**EXERCISE GOAL:** Give back all of the data exactly as it appears here.

**RECORD EXCERPTS:**
----
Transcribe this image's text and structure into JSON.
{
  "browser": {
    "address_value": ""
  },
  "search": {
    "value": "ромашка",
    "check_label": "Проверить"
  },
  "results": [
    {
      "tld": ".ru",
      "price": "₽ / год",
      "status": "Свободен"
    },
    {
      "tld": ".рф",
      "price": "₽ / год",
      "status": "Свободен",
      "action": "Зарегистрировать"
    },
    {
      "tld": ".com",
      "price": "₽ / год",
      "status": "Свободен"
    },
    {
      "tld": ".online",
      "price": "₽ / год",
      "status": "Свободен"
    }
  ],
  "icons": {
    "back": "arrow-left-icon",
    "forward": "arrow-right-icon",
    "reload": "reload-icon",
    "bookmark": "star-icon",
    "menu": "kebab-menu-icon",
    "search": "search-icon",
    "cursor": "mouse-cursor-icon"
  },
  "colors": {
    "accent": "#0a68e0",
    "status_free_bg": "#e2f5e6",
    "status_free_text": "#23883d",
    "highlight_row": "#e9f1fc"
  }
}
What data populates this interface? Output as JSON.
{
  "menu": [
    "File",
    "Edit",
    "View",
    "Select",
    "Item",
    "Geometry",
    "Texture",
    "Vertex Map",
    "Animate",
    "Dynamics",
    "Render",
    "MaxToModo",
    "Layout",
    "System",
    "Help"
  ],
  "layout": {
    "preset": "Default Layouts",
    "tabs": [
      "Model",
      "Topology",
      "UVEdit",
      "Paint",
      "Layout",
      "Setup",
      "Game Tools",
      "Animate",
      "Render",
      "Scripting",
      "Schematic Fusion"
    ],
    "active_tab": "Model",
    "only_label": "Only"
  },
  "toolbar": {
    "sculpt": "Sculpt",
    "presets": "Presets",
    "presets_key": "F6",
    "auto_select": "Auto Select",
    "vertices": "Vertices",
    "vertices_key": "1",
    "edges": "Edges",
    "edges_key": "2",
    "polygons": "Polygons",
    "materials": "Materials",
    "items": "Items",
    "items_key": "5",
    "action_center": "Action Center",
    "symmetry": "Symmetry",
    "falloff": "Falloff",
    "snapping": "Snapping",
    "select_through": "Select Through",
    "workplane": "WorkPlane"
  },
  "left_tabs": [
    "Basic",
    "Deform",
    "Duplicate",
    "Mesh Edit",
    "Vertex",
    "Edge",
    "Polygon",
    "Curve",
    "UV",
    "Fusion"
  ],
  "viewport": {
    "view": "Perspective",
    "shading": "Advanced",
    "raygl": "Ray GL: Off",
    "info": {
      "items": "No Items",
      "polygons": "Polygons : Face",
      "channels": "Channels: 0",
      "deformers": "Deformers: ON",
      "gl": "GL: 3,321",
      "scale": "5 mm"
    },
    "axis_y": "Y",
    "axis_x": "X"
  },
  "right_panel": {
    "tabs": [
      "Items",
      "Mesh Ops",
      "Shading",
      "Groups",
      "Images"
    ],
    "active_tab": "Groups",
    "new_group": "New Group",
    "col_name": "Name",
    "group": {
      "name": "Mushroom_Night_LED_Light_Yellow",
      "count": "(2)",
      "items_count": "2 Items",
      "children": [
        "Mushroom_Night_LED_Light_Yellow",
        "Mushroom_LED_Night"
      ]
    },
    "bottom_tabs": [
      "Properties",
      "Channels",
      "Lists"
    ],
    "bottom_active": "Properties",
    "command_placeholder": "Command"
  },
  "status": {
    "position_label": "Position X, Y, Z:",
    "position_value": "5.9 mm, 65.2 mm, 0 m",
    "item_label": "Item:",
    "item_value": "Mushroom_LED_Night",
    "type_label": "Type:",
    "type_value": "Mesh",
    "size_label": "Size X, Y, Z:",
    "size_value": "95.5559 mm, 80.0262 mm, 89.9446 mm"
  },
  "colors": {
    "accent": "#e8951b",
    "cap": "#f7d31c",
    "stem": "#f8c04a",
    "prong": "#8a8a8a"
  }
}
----
**RESULT OF THE TASK:**
Transcribe this image's text and structure into JSON.
{
  "browser": {
    "address_value": ""
  },
  "search": {
    "value": "ромашка",
    "check_label": "Проверить"
  },
  "results": [
    {
      "tld": ".ru",
      "price": "₽ / год",
      "status": "Свободен"
    },
    {
      "tld": ".рф",
      "price": "₽ / год",
      "status": "Свободен",
      "action": "Зарегистрировать"
    },
    {
      "tld": ".com",
      "price": "₽ / год",
      "status": "Свободен"
    },
    {
      "tld": ".online",
      "price": "₽ / год",
      "status": "Свободен"
    }
  ],
  "icons": {
    "back": "arrow-left-icon",
    "forward": "arrow-right-icon",
    "reload": "reload-icon",
    "bookmark": "star-icon",
    "menu": "kebab-menu-icon",
    "search": "search-icon",
    "cursor": "mouse-cursor-icon"
  },
  "colors": {
    "accent": "#0a68e0",
    "status_free_bg": "#e2f5e6",
    "status_free_text": "#23883d",
    "highlight_row": "#e9f1fc"
  }
}
What data populates this interface? Output as JSON.
{
  "menu": [
    "File",
    "Edit",
    "View",
    "Select",
    "Item",
    "Geometry",
    "Texture",
    "Vertex Map",
    "Animate",
    "Dynamics",
    "Render",
    "MaxToModo",
    "Layout",
    "System",
    "Help"
  ],
  "layout": {
    "preset": "Default Layouts",
    "tabs": [
      "Model",
      "Topology",
      "UVEdit",
      "Paint",
      "Layout",
      "Setup",
      "Game Tools",
      "Animate",
      "Render",
      "Scripting",
      "Schematic Fusion"
    ],
    "active_tab": "Model",
    "only_label": "Only"
  },
  "toolbar": {
    "sculpt": "Sculpt",
    "presets": "Presets",
    "presets_key": "F6",
    "auto_select": "Auto Select",
    "vertices": "Vertices",
    "vertices_key": "1",
    "edges": "Edges",
    "edges_key": "2",
    "polygons": "Polygons",
    "materials": "Materials",
    "items": "Items",
    "items_key": "5",
    "action_center": "Action Center",
    "symmetry": "Symmetry",
    "falloff": "Falloff",
    "snapping": "Snapping",
    "select_through": "Select Through",
    "workplane": "WorkPlane"
  },
  "left_tabs": [
    "Basic",
    "Deform",
    "Duplicate",
    "Mesh Edit",
    "Vertex",
    "Edge",
    "Polygon",
    "Curve",
    "UV",
    "Fusion"
  ],
  "viewport": {
    "view": "Perspective",
    "shading": "Advanced",
    "raygl": "Ray GL: Off",
    "info": {
      "items": "No Items",
      "polygons": "Polygons : Face",
      "channels": "Channels: 0",
      "deformers": "Deformers: ON",
      "gl": "GL: 3,321",
      "scale": "5 mm"
    },
    "axis_y": "Y",
    "axis_x": "X"
  },
  "right_panel": {
    "tabs": [
      "Items",
      "Mesh Ops",
      "Shading",
      "Groups",
      "Images"
    ],
    "active_tab": "Groups",
    "new_group": "New Group",
    "col_name": "Name",
    "group": {
      "name": "Mushroom_Night_LED_Light_Yellow",
      "count": "(2)",
      "items_count": "2 Items",
      "children": [
        "Mushroom_Night_LED_Light_Yellow",
        "Mushroom_LED_Night"
      ]
    },
    "bottom_tabs": [
      "Properties",
      "Channels",
      "Lists"
    ],
    "bottom_active": "Properties",
    "command_placeholder": "Command"
  },
  "status": {
    "position_label": "Position X, Y, Z:",
    "position_value": "5.9 mm, 65.2 mm, 0 m",
    "item_label": "Item:",
    "item_value": "Mushroom_LED_Night",
    "type_label": "Type:",
    "type_value": "Mesh",
    "size_label": "Size X, Y, Z:",
    "size_value": "95.5559 mm, 80.0262 mm, 89.9446 mm"
  },
  "colors": {
    "accent": "#e8951b",
    "cap": "#f7d31c",
    "stem": "#f8c04a",
    "prong": "#8a8a8a"
  }
}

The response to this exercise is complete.